Web page and app entries
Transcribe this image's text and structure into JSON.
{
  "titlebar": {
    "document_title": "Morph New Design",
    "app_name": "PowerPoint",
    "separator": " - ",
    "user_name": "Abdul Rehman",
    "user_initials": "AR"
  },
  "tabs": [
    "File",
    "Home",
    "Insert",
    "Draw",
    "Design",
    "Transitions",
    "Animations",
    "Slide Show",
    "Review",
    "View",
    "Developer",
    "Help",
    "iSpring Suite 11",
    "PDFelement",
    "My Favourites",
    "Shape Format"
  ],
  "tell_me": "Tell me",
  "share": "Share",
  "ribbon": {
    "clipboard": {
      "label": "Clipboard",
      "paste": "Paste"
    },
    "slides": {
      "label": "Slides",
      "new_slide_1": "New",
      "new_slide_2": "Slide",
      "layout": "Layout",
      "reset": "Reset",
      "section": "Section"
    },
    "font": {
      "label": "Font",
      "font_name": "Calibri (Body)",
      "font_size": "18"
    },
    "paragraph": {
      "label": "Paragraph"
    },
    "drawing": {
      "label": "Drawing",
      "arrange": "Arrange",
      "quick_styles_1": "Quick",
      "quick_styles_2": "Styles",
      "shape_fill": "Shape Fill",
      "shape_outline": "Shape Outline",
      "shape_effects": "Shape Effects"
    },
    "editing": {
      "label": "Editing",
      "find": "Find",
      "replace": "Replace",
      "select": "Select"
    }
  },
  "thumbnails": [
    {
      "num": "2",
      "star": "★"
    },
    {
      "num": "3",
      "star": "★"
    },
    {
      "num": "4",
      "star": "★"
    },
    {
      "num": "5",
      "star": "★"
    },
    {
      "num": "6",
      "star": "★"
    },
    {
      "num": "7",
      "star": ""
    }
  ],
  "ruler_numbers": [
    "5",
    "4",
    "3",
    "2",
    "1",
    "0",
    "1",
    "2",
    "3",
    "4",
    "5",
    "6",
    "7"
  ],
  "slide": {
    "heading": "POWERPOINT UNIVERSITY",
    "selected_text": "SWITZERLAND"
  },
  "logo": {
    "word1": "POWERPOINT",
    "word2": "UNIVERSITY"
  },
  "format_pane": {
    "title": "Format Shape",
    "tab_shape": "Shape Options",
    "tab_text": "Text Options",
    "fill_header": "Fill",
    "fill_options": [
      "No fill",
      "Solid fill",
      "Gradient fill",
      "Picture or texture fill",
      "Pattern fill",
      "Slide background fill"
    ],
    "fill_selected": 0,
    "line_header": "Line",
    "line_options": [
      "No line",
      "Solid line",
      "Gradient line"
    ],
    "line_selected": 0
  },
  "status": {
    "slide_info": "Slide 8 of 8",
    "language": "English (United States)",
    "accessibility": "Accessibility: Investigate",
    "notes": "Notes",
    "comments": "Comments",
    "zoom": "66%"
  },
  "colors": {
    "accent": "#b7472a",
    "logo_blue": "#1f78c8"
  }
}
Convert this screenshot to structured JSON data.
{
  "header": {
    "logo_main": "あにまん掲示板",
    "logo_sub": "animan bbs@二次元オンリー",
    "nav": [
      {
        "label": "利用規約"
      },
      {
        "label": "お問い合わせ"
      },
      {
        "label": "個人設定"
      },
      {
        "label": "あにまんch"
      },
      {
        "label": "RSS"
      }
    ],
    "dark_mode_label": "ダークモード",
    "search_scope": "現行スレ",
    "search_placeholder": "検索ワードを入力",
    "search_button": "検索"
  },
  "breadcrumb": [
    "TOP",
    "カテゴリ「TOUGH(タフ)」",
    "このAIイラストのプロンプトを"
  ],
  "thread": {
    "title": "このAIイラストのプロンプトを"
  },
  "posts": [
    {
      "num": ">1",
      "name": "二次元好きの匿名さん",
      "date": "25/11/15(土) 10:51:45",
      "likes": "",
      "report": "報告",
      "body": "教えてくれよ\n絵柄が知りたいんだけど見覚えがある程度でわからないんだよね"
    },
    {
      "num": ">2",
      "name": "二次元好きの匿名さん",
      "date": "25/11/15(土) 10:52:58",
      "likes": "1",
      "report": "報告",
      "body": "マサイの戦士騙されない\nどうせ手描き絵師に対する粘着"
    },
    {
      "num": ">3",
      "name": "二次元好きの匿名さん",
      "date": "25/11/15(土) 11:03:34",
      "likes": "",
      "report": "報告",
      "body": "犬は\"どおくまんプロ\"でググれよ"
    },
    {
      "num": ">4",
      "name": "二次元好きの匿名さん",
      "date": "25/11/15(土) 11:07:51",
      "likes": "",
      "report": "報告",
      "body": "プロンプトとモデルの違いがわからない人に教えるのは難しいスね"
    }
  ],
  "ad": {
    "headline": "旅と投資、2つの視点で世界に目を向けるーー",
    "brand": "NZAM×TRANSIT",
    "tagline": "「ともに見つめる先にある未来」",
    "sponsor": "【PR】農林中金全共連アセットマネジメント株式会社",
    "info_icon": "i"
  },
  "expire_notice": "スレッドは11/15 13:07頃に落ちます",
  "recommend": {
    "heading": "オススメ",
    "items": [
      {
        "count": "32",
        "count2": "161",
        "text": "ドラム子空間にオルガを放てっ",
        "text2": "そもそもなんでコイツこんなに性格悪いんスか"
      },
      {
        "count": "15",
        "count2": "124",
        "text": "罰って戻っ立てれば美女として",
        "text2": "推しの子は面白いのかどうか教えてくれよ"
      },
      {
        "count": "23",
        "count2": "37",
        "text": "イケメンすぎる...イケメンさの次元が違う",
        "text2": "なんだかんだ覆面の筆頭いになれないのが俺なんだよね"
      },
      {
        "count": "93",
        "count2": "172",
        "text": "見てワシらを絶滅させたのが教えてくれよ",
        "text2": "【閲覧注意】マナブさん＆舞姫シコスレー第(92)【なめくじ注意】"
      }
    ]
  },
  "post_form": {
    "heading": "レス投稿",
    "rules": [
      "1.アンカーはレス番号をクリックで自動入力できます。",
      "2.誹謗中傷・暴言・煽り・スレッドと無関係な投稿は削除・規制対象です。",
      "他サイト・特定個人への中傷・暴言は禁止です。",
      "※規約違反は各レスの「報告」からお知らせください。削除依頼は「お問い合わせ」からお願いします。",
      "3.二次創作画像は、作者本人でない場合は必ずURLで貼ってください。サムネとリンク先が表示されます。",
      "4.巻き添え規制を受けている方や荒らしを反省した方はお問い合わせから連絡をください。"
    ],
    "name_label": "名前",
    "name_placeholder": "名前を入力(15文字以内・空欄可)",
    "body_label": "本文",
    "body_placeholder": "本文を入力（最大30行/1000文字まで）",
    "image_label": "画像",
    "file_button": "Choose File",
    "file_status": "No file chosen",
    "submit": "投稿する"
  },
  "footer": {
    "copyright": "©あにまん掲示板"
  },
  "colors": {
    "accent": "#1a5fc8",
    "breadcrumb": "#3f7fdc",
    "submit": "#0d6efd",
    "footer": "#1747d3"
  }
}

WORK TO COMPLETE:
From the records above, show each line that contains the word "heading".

EXERCISE OUTPUT:
    "heading": "POWERPOINT UNIVERSITY",
    "heading": "オススメ",
    "heading": "レス投稿",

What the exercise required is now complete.